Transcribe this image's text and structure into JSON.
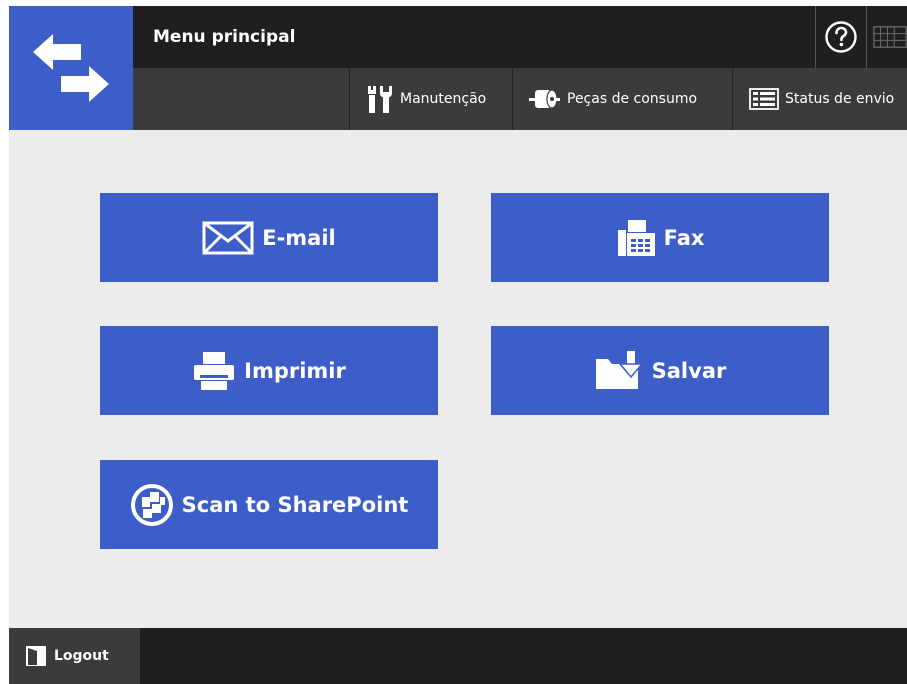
{
  "header": {
    "title": "Menu principal",
    "logo_icon": "swap-arrows-icon",
    "help_icon": "help-icon",
    "keyboard_icon": "keyboard-icon"
  },
  "toolbar": {
    "maintenance": {
      "label": "Manutenção",
      "icon": "tools-icon"
    },
    "consumables": {
      "label": "Peças de consumo",
      "icon": "paper-roll-icon"
    },
    "send_status": {
      "label": "Status de envio",
      "icon": "status-list-icon"
    }
  },
  "actions": {
    "email": {
      "label": "E-mail",
      "icon": "envelope-icon"
    },
    "fax": {
      "label": "Fax",
      "icon": "fax-icon"
    },
    "print": {
      "label": "Imprimir",
      "icon": "printer-icon"
    },
    "save": {
      "label": "Salvar",
      "icon": "folder-save-icon"
    },
    "sharepoint": {
      "label": "Scan to SharePoint",
      "icon": "sharepoint-icon"
    }
  },
  "footer": {
    "logout_label": "Logout",
    "logout_icon": "logout-icon"
  },
  "colors": {
    "accent": "#3d5ec9",
    "header_dark": "#1f1f1f",
    "toolbar": "#3b3b3b",
    "background": "#ececec"
  }
}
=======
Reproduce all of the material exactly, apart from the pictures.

▶ **Response to this task**:
Transcribe this image's text and structure into JSON.
{
  "header": {
    "title": "Menu principal",
    "logo_icon": "swap-arrows-icon",
    "help_icon": "help-icon",
    "keyboard_icon": "keyboard-icon"
  },
  "toolbar": {
    "maintenance": {
      "label": "Manutenção",
      "icon": "tools-icon"
    },
    "consumables": {
      "label": "Peças de consumo",
      "icon": "paper-roll-icon"
    },
    "send_status": {
      "label": "Status de envio",
      "icon": "status-list-icon"
    }
  },
  "actions": {
    "email": {
      "label": "E-mail",
      "icon": "envelope-icon"
    },
    "fax": {
      "label": "Fax",
      "icon": "fax-icon"
    },
    "print": {
      "label": "Imprimir",
      "icon": "printer-icon"
    },
    "save": {
      "label": "Salvar",
      "icon": "folder-save-icon"
    },
    "sharepoint": {
      "label": "Scan to SharePoint",
      "icon": "sharepoint-icon"
    }
  },
  "footer": {
    "logout_label": "Logout",
    "logout_icon": "logout-icon"
  },
  "colors": {
    "accent": "#3d5ec9",
    "header_dark": "#1f1f1f",
    "toolbar": "#3b3b3b",
    "background": "#ececec"
  }
}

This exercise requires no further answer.